DIRECTIONS FOR THIS TASK:
Please find every line of the listing below where "true" occurs and copy it.

───── RECORDS FOR THIS TASK ─────

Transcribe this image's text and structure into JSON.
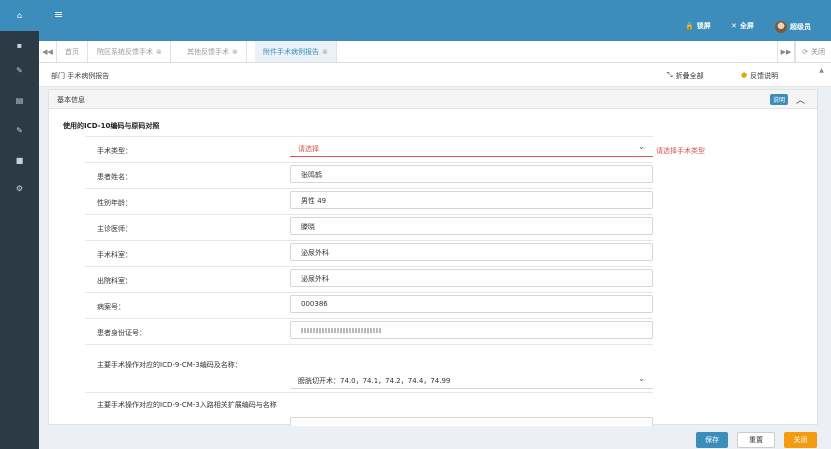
{
  "header": {
    "menu_icon": "hamburger-icon",
    "lock_label": "锁屏",
    "fullscreen_label": "全屏",
    "user_name": "超级员"
  },
  "tabs": {
    "items": [
      {
        "label": "首页",
        "closable": false
      },
      {
        "label": "院区系统反馈手术",
        "closable": true
      },
      {
        "label": "其他反馈手术",
        "closable": true
      },
      {
        "label": "附件手术病例报告",
        "closable": true,
        "active": true
      }
    ],
    "close_ops_label": "关闭"
  },
  "toolbar": {
    "breadcrumb": "部门 手术病例报告",
    "collapse_label": "折叠全部",
    "feedback_label": "反馈说明"
  },
  "panel": {
    "title": "基本信息",
    "badge": "说明",
    "subtitle": "使用的ICD-10编码与原码对照"
  },
  "form": {
    "rows": [
      {
        "label": "手术类型：",
        "value": "请选择",
        "error": "请选择手术类型"
      },
      {
        "label": "患者姓名：",
        "value": "张鸣鹤"
      },
      {
        "label": "性别年龄：",
        "value": "男性 49"
      },
      {
        "label": "主诊医师：",
        "value": "滕晓"
      },
      {
        "label": "手术科室：",
        "value": "泌尿外科"
      },
      {
        "label": "出院科室：",
        "value": "泌尿外科"
      },
      {
        "label": "病案号：",
        "value": "000386"
      },
      {
        "label": "患者身份证号：",
        "value": ""
      },
      {
        "label": "主要手术操作对应的ICD-9-CM-3编码及名称：",
        "value": "膀胱切开术：74.0，74.1，74.2，74.4，74.99"
      },
      {
        "label": "主要手术操作对应的ICD-9-CM-3入路相关扩展编码与名称",
        "value": ""
      }
    ]
  },
  "buttons": {
    "save": "保存",
    "reset": "重置",
    "close": "关闭"
  },
  "colors": {
    "primary": "#3c8dbc",
    "sidebar": "#2b3a45",
    "error": "#d9534f",
    "warn": "#f39c12"
  }
}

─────

OUTPUT BELOW:
        "closable": true
        "closable": true
        "closable": true,
        "active": true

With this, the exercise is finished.